“I think that ultimately we’re on pretty firm ground that somebody associated with Centre County, whether it’s an insurer or the county, is going to have to pay us,” Castor said Monday, “and I’m hoping it’s just a matter of negotiating.”
Centre County does not agree. Dupuis rejected Castor’s request for payment, writing the grand jury investigation was not covered by that particular law and that the grand jury investigation was initiated by Parks Miller. She also noted Parks Miller made no written request and Castor’s January 2015 letter couldn’t be interpreted as such.
Dupuis declined a Billy Penn interview request.
Bruce Antkowiak, a professor at St. Vincent College and expert on Pennsylvania’s constitution, said he couldn’t think of a statute that would require a county or public entity to cover legal costs for a public official in this type of situation without an agreement. Coverage of a public official’s legal fees generally extends to civil suits. Kane, for instance, paid for her own defense in her recent perjury and obstruction trial but has used public resources and campaign cash to defend herself in lawsuits.
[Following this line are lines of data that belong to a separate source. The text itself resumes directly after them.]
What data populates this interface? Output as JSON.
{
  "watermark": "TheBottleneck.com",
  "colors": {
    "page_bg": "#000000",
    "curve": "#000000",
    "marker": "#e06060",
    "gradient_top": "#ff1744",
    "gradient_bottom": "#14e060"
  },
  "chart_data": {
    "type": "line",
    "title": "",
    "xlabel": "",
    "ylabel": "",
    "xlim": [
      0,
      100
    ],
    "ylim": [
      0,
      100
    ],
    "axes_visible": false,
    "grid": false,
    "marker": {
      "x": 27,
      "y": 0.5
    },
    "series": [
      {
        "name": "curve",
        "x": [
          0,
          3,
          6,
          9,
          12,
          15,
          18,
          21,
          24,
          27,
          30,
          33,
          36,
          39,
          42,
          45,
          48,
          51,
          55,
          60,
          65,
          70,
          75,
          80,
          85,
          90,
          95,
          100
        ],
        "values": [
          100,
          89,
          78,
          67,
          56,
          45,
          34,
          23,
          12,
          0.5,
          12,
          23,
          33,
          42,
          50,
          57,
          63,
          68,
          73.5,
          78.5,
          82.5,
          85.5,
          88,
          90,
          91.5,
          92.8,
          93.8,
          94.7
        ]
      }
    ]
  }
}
In Pennsylvania political corruption cases, however, some politicians have used public money for their defense during investigations, with the funding ending if they get charged. These attorneys, such as in the Bonusgate scandal, are hired by the legislature. Parks Miller hired Castor on her own.
This April, several months after the grand jury declined to recommend charges against Parks Miller, The Legal Intelligencer reported Kane had a friendship with Parks Miller and gave “a clear directive” to investigators the DA shouldn’t be charged, citing anonymous sources.
Kane, who resigned after her conviction last week, created a new $150,000 position for Castor in in the AG’s Office in late March. He was promoted to first deputy attorney general in July, paving the way for him to assume Kane’s role after her resignation.
Bruce Ledewitz, a Duquesne law professor and associate dean of academic affairs, said it’s not unusual for private attorneys who enter public offices to have past legal cases that seem at odds with their current positions, and Castor has had an extensive career in both private and public law, sometimes concurrently. He was representing Parks Miller privately while serving as a special assistant district attorney for Centre County last year.
“You have to remember Bruce Castor is a really good attorney,” Ledewitz said. “There’s a reason why people continue turning to him.”
Castor said his law partner, Lance Rogers, handles business dealings for their firm, and that any further action they take with regards to the Centre County issue probably won’t happen until Castor is no longer Acting Attorney General.
That day could come soon. Governor Tom Wolf has appointed Bruce Beemer to be Attorney General for the remainder of Kane’s term, and Castor anticipates the Senate will soon approve him.
“I don’t expect to be in the Attorney General’s Office,” he said, “for that much longer.”